▸ WORK TO BE COMPLETED
Copy out every line in the entries below that includes "JSON".

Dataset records

[Start of Attachment]

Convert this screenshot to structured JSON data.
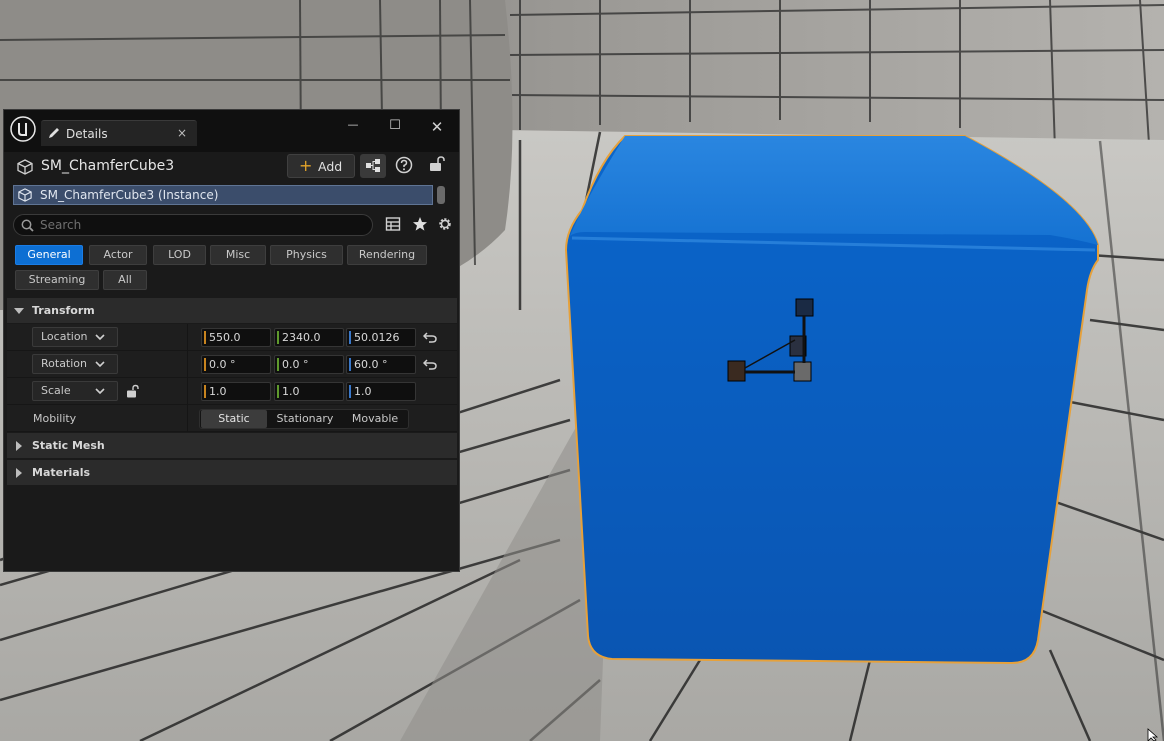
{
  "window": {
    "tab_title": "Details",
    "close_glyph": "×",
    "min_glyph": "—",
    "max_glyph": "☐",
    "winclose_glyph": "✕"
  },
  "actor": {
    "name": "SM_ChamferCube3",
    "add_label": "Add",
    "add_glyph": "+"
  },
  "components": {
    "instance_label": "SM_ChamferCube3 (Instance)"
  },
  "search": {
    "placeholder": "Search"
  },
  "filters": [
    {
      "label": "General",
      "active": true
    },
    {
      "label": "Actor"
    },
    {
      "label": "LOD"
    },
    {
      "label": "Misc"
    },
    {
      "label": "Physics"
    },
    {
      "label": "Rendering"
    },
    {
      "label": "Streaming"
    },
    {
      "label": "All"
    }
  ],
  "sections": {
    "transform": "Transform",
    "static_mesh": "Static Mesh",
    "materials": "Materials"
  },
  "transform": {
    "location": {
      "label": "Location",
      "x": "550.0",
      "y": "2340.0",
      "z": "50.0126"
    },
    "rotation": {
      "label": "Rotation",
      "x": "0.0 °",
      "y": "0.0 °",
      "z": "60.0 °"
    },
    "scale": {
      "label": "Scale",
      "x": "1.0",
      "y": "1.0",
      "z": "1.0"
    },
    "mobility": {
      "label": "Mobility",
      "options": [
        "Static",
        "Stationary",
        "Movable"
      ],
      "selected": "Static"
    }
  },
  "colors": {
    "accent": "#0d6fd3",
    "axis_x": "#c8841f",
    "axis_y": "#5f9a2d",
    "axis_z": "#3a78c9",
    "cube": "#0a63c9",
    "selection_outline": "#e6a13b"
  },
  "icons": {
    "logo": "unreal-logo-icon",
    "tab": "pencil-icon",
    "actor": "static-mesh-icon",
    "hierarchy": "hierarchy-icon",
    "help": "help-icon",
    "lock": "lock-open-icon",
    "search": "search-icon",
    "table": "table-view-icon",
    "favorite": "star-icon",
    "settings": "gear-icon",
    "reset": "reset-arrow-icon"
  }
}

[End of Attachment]
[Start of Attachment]

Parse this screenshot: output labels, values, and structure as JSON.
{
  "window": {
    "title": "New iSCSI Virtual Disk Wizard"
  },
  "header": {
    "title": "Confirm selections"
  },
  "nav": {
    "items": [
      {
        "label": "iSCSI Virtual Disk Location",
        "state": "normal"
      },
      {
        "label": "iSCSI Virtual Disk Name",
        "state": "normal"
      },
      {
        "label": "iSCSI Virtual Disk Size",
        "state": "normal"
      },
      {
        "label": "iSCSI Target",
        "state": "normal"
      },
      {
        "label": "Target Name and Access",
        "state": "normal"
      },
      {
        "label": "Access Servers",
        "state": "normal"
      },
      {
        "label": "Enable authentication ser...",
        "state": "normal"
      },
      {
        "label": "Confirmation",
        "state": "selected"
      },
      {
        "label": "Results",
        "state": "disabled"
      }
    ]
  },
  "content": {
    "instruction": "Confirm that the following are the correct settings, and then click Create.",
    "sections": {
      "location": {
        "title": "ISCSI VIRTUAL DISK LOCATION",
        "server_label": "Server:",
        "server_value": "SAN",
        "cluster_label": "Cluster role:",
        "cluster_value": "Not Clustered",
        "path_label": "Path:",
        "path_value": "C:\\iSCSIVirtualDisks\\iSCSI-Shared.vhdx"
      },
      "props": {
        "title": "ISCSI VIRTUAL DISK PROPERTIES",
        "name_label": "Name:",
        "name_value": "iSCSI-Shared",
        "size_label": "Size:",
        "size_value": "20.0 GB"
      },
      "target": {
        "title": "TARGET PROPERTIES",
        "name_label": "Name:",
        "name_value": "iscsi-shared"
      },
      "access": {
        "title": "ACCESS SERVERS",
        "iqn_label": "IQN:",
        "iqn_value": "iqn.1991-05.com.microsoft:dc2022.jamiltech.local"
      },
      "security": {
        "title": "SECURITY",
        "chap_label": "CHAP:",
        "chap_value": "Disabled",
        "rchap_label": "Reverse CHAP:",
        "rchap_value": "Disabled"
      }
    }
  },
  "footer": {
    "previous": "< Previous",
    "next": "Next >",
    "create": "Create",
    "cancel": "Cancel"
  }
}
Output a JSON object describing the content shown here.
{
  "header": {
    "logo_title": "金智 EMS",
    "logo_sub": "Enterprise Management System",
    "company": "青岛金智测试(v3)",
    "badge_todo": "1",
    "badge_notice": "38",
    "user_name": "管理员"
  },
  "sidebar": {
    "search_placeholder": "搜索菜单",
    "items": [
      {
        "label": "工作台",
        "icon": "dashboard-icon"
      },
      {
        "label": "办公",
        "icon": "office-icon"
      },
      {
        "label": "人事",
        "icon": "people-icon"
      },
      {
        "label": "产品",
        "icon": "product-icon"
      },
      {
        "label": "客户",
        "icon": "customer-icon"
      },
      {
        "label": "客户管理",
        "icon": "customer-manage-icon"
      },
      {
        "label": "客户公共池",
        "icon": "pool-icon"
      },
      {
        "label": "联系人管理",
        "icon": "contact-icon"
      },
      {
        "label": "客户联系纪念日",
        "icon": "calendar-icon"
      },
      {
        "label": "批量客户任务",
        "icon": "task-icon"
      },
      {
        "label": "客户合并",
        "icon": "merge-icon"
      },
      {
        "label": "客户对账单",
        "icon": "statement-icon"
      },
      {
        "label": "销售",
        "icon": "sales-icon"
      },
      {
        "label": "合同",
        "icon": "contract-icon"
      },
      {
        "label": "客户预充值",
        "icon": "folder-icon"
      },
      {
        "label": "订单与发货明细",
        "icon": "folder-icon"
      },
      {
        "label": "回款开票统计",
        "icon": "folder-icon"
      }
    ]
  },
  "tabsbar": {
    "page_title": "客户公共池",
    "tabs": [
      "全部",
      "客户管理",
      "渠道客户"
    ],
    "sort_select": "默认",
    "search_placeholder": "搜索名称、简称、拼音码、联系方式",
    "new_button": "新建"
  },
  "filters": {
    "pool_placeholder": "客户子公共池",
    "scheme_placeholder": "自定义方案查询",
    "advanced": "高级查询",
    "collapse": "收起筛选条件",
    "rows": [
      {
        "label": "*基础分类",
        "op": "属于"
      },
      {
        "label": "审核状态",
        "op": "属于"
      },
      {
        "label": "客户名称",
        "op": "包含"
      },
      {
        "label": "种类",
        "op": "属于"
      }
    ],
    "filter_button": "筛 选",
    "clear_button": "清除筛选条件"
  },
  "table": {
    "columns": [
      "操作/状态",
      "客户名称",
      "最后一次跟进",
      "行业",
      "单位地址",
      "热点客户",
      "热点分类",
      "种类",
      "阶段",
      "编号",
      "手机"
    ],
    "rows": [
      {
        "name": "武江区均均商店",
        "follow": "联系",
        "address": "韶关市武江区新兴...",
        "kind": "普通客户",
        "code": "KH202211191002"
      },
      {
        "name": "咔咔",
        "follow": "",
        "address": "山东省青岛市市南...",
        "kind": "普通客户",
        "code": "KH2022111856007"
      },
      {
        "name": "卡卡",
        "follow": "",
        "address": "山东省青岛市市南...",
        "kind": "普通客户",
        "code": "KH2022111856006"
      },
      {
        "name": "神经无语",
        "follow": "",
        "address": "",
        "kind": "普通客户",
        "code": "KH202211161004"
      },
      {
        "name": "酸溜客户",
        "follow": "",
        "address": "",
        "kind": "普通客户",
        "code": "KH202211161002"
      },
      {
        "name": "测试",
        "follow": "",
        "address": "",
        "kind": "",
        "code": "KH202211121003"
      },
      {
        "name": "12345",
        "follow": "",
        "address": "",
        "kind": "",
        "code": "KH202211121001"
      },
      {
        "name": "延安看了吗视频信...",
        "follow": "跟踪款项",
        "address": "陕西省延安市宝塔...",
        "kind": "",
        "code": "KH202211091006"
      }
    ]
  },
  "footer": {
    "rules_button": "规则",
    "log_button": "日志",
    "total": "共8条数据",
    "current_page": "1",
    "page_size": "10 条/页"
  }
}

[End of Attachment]

▸ SOLUTION TO THIS EXERCISE
Convert this screenshot to structured JSON data.
Parse this screenshot: output labels, values, and structure as JSON.
Output a JSON object describing the content shown here.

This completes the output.